Parliament carried on as usual today. Parliament carried on because the people of this country had questions that needed answers.
In Parliament’s first hour of business on the morning after, I was one of them.
Hansard records that my MP, Kirsten Oswald, put my question forward as this:
T8. My constituent Heather Burns works in the digital economy. She has only ever known a borderless, connected world of work. Can the Secretary of State reassure her that he understands the difficulties that Brexit is likely to cause for this very globally focused industry? What action is he going to take to prevent problems from occurring? 
Liam Fox answered:
One problem that we have faced in recent times is that although the European Commission has been relatively forward-leaning on digital issues, European Union members have prevented the Commission from taking forward some of the measures of liberalisation that would, in fact, help this country and others. As we leave the European Union, we will want to see what advantages there are for the United Kingdom in liberalising our economy, especially so that the digital economy and e-commerce can flourish.
That is part and parcel what we have come to expect from the May government.
The issues I discussed with Kirsten at her surgery, and have subsequently elaborated on with her staff, are about the problems that Brexit and its related uncertainty are causing and will cause for our industry.
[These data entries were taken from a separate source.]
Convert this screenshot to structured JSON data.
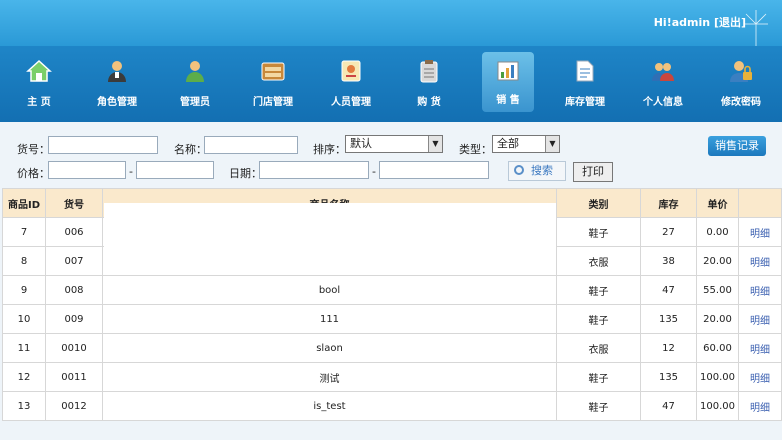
{
  "header": {
    "greeting_prefix": "Hi!",
    "username": "admin",
    "logout": "[退出]"
  },
  "nav": [
    {
      "label": "主 页",
      "icon": "home-icon"
    },
    {
      "label": "角色管理",
      "icon": "role-person-icon"
    },
    {
      "label": "管理员",
      "icon": "admin-person-icon"
    },
    {
      "label": "门店管理",
      "icon": "store-icon"
    },
    {
      "label": "人员管理",
      "icon": "staff-card-icon"
    },
    {
      "label": "购 货",
      "icon": "purchase-clipboard-icon"
    },
    {
      "label": "销 售",
      "icon": "sales-chart-icon",
      "active": true
    },
    {
      "label": "库存管理",
      "icon": "inventory-document-icon"
    },
    {
      "label": "个人信息",
      "icon": "user-group-icon"
    },
    {
      "label": "修改密码",
      "icon": "lock-user-icon"
    }
  ],
  "filter": {
    "sku_label": "货号：",
    "name_label": "名称：",
    "sort_label": "排序：",
    "sort_value": "默认",
    "type_label": "类型：",
    "type_value": "全部",
    "price_label": "价格：",
    "price_sep": "-",
    "date_label": "日期：",
    "date_sep": "-",
    "search_button": "搜索",
    "print_button": "打印",
    "records_button": "销售记录"
  },
  "table": {
    "columns": [
      "商品ID",
      "货号",
      "商品名称",
      "类别",
      "库存",
      "单价",
      ""
    ],
    "rows": [
      {
        "id": "7",
        "sku": "006",
        "name": "",
        "category": "鞋子",
        "stock": "27",
        "price": "0.00",
        "action": "明细"
      },
      {
        "id": "8",
        "sku": "007",
        "name": "",
        "category": "衣服",
        "stock": "38",
        "price": "20.00",
        "action": "明细"
      },
      {
        "id": "9",
        "sku": "008",
        "name": "bool",
        "category": "鞋子",
        "stock": "47",
        "price": "55.00",
        "action": "明细"
      },
      {
        "id": "10",
        "sku": "009",
        "name": "111",
        "category": "鞋子",
        "stock": "135",
        "price": "20.00",
        "action": "明细"
      },
      {
        "id": "11",
        "sku": "0010",
        "name": "slaon",
        "category": "衣服",
        "stock": "12",
        "price": "60.00",
        "action": "明细"
      },
      {
        "id": "12",
        "sku": "0011",
        "name": "测试",
        "category": "鞋子",
        "stock": "135",
        "price": "100.00",
        "action": "明细"
      },
      {
        "id": "13",
        "sku": "0012",
        "name": "is_test",
        "category": "鞋子",
        "stock": "47",
        "price": "100.00",
        "action": "明细"
      }
    ]
  }
}
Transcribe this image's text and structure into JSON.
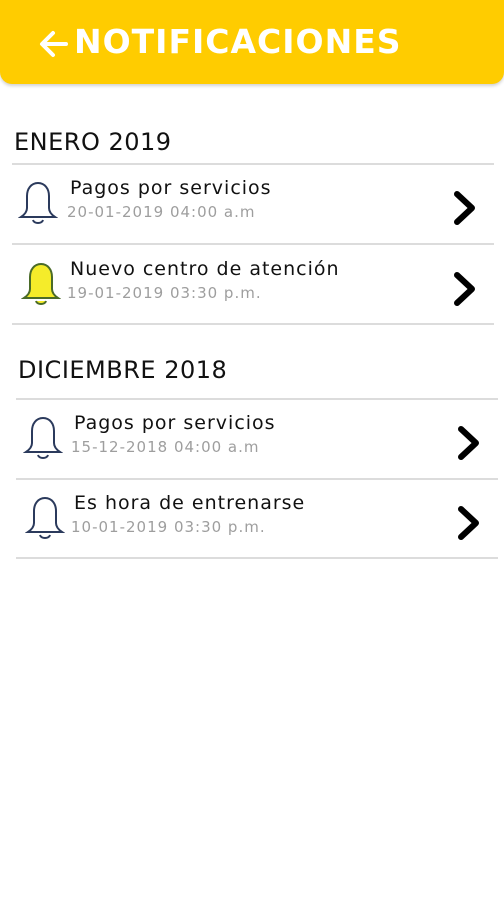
{
  "header": {
    "title": "NOTIFICACIONES",
    "back_icon": "arrow-left-icon",
    "color": "#ffcc00"
  },
  "sections": [
    {
      "title": "ENERO 2019",
      "items": [
        {
          "title": "Pagos por servicios",
          "date": "20-01-2019  04:00 a.m",
          "icon": "bell-outline-icon",
          "unread": false
        },
        {
          "title": "Nuevo centro de atención",
          "date": "19-01-2019  03:30 p.m.",
          "icon": "bell-filled-icon",
          "unread": true
        }
      ]
    },
    {
      "title": "DICIEMBRE 2018",
      "items": [
        {
          "title": "Pagos por servicios",
          "date": "15-12-2018  04:00 a.m",
          "icon": "bell-outline-icon",
          "unread": false
        },
        {
          "title": "Es hora de entrenarse",
          "date": "10-01-2019  03:30 p.m.",
          "icon": "bell-outline-icon",
          "unread": false
        }
      ]
    }
  ],
  "colors": {
    "accent": "#ffcc00",
    "unread_bell": "#f5ec2a",
    "read_bell_stroke": "#2b3a5c"
  }
}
Liam Fox twisted our EU membership into the problem itself, and presented Brexit as the solution.
We knew we were going to get that. We knew that.
But we had to show up in Parliament, put the questions forth, and make the effort.
We’ve done that. And now it’s time to roll our sleeves up and work harder.
— Dods Monitoring (@dodsmonitoring) March 23, 2017
About the author
Heather Burns is a digital law specialist in Glasgow, Scotland. She researches, writes, publishes, consults, and speaks extensively on internet laws and policies which affect the crafts of web design and development. She has been designing and developing web sites since 1997 and has been a professional web site designer since 2007. She holds a postgraduate certification in internet law and policy from the University of Strathclyde. Learn about hiring Heather to write, speak, or consult.